9E-Institute of Chinese Traditional Internal Medicine, Shanghai Municipal Education Commission, Shanghai 201203, China
10Institute of Clinical Medicine, China-Japan Friendship Hospital, Beijing 100029, China

Correspondence should be addressed to Youwen Zhou; ac.cbu@uohz.newuoy, Aiping Lu; kh.ude.ubkh@ulgnipia, and Cheng Xiao; moc.621@2182002cx

Received 11 October 2016; Accepted 30 November 2016; Published 25 January 2017

Academic Editor: Qingdong Guan

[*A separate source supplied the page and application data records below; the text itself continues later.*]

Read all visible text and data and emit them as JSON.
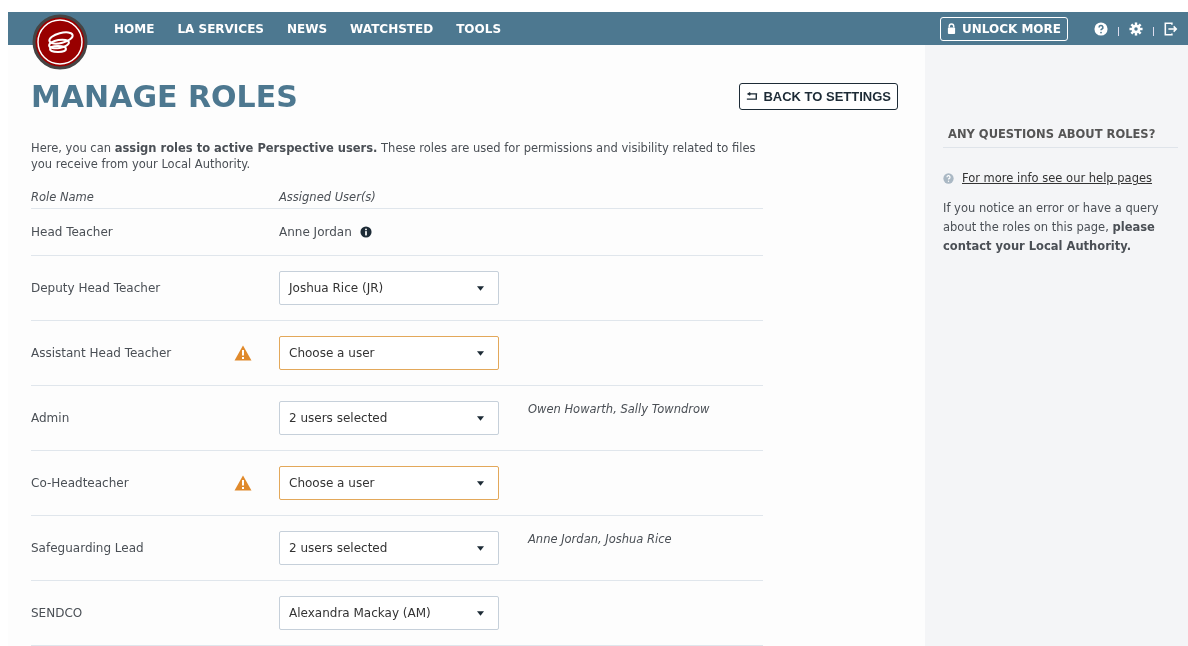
{
  "nav": {
    "items": [
      "HOME",
      "LA SERVICES",
      "NEWS",
      "WATCHSTED",
      "TOOLS"
    ],
    "unlock_button": "UNLOCK MORE"
  },
  "page": {
    "title": "MANAGE ROLES",
    "back_button": "BACK TO SETTINGS",
    "intro": "Here, you can **assign roles to active Perspective users.** These roles are used for permissions and visibility related to files you receive from your Local Authority."
  },
  "table": {
    "columns": [
      "Role Name",
      "Assigned User(s)"
    ],
    "rows": [
      {
        "role": "Head Teacher",
        "kind": "text",
        "warning": false,
        "value": "Anne Jordan"
      },
      {
        "role": "Deputy Head Teacher",
        "kind": "select",
        "warning": false,
        "value": "Joshua Rice (JR)"
      },
      {
        "role": "Assistant Head Teacher",
        "kind": "select",
        "warning": true,
        "placeholder": "Choose a user"
      },
      {
        "role": "Admin",
        "kind": "select",
        "warning": false,
        "value": "2 users selected",
        "note": "Owen Howarth, Sally Towndrow"
      },
      {
        "role": "Co-Headteacher",
        "kind": "select",
        "warning": true,
        "placeholder": "Choose a user"
      },
      {
        "role": "Safeguarding Lead",
        "kind": "select",
        "warning": false,
        "value": "2 users selected",
        "note": "Anne Jordan, Joshua Rice"
      },
      {
        "role": "SENDCO",
        "kind": "select",
        "warning": false,
        "value": "Alexandra Mackay (AM)"
      }
    ]
  },
  "sidebar": {
    "heading": "ANY QUESTIONS ABOUT ROLES?",
    "help_link": "For more info see our help pages",
    "text": "If you notice an error or have a query about the roles on this page, **please contact your Local Authority.**"
  }
}
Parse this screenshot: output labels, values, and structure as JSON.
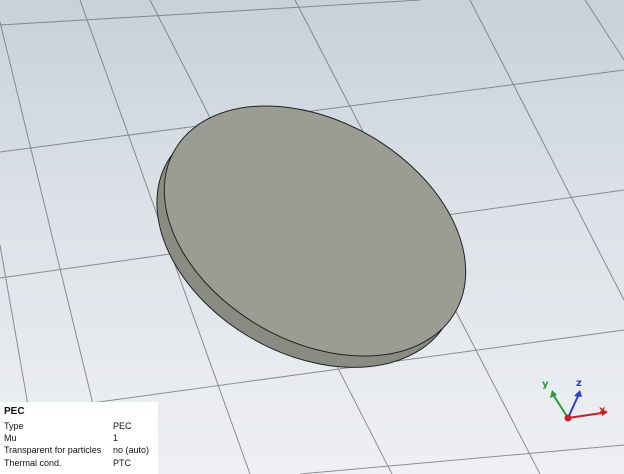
{
  "material_panel": {
    "title": "PEC",
    "rows": [
      {
        "key": "Type",
        "value": "PEC"
      },
      {
        "key": "Mu",
        "value": "1"
      },
      {
        "key": "Transparent for particles",
        "value": "no (auto)"
      },
      {
        "key": "Thermal cond.",
        "value": "PTC"
      }
    ]
  },
  "axes": {
    "x_label": "x",
    "y_label": "y",
    "z_label": "z",
    "x_color": "#c0222a",
    "y_color": "#2a9a3a",
    "z_color": "#2a3fd0"
  },
  "scene": {
    "background_top": "#c9d0da",
    "background_bottom": "#eef0f3",
    "grid_color": "#6a6f75",
    "disk_face_color": "#9b9c92",
    "disk_edge_color": "#888a80",
    "object": "disk"
  }
}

Copyright © 2017 Yong Tan et al. This is an open access article distributed under the Creative Commons Attribution License, which permits unrestricted use, distribution, and reproduction in any medium, provided the original work is properly cited.

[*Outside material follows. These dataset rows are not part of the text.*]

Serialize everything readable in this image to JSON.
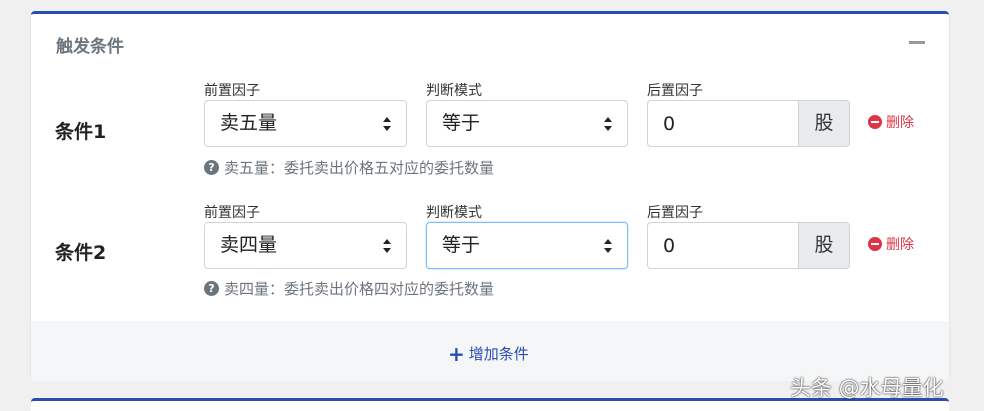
{
  "card": {
    "title": "触发条件"
  },
  "labels": {
    "front_factor": "前置因子",
    "judge_mode": "判断模式",
    "rear_factor": "后置因子",
    "delete": "删除",
    "unit": "股"
  },
  "conditions": [
    {
      "label": "条件1",
      "front_factor_value": "卖五量",
      "judge_mode_value": "等于",
      "rear_value": "0",
      "help": "卖五量：委托卖出价格五对应的委托数量"
    },
    {
      "label": "条件2",
      "front_factor_value": "卖四量",
      "judge_mode_value": "等于",
      "rear_value": "0",
      "help": "卖四量：委托卖出价格四对应的委托数量"
    }
  ],
  "footer": {
    "add_label": "增加条件"
  },
  "watermark": "头条 @水母量化",
  "colors": {
    "accent": "#2a4db1",
    "danger": "#dc3545",
    "muted": "#6c757d"
  }
}
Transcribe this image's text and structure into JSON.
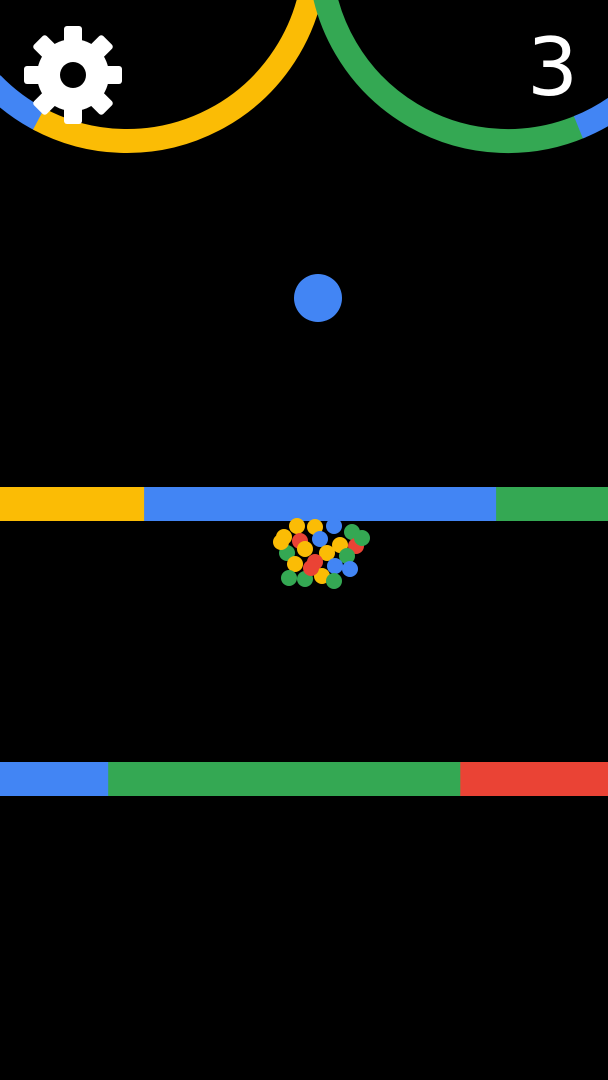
{
  "game": {
    "background_color": "#000000",
    "score": "3"
  },
  "hud": {
    "settings_icon": "gear-icon",
    "settings_color": "#ffffff",
    "score_color": "#ffffff"
  },
  "palette": {
    "yellow": "#fbbc05",
    "blue": "#4285f4",
    "green": "#34a853",
    "red": "#ea4335"
  },
  "player_ball": {
    "color": "#4285f4"
  },
  "obstacles": {
    "top_arcs": {
      "left_ring_colors": [
        "blue",
        "yellow",
        "red"
      ],
      "right_ring_colors": [
        "red",
        "green",
        "blue"
      ]
    },
    "bar_upper": {
      "segments": [
        {
          "color": "yellow",
          "fraction": 0.237
        },
        {
          "color": "blue",
          "fraction": 0.579
        },
        {
          "color": "green",
          "fraction": 0.184
        }
      ]
    },
    "bar_lower": {
      "segments": [
        {
          "color": "blue",
          "fraction": 0.178
        },
        {
          "color": "green",
          "fraction": 0.579
        },
        {
          "color": "red",
          "fraction": 0.243
        }
      ]
    }
  },
  "burst": {
    "colors": [
      "yellow",
      "blue",
      "green",
      "red"
    ]
  }
}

Psoriasis (PS) and rheumatoid arthritis (RA) are immune-mediated inflammatory diseases. Previous studies showed that these two diseases had a common pathogenesis, but the precise molecular mechanism remains unclear. In this study, RNA sequencing of peripheral blood mononuclear cells was employed to explore both the differentially expressed genes (DEGs) of 10 PS and 10 RA patients compared with those of 10 healthy volunteers and the shared DEGs between these two diseases. Bioinformatics network analysis was used to reveal the connections among the shared DEGs and the corresponding molecular mechanism. In total, 120 and 212 DEGs were identified in PS and RA, respectively, and 31 shared DEGs were identified. Bioinformatics analysis indicated that the cytokine imbalance relevant to key molecules (such as extracellular signal-regulated kinase 1/2 (ERK1/2), p38 mitogen-activated protein kinase (MAPK), tumor necrosis factor (TNF), colony-stimulating factor 3 (CSF3), interleukin- (IL-) 6, and interferon gene (IFNG)) and canonical signaling pathways (such as the complement system, antigen presentation, macropinocytosis signaling, nuclear factor-kappa B (NF-κB) signaling, and IL-17 signaling) was responsible for the common comprehensive mechanism of PS and RA. Our findings provide a better understanding of the pathogenesis of PS and RA, suggesting potential strategies for treating and preventing both diseases. This study may also provide a new paradigm for illuminating the common pathogenesis of different diseases.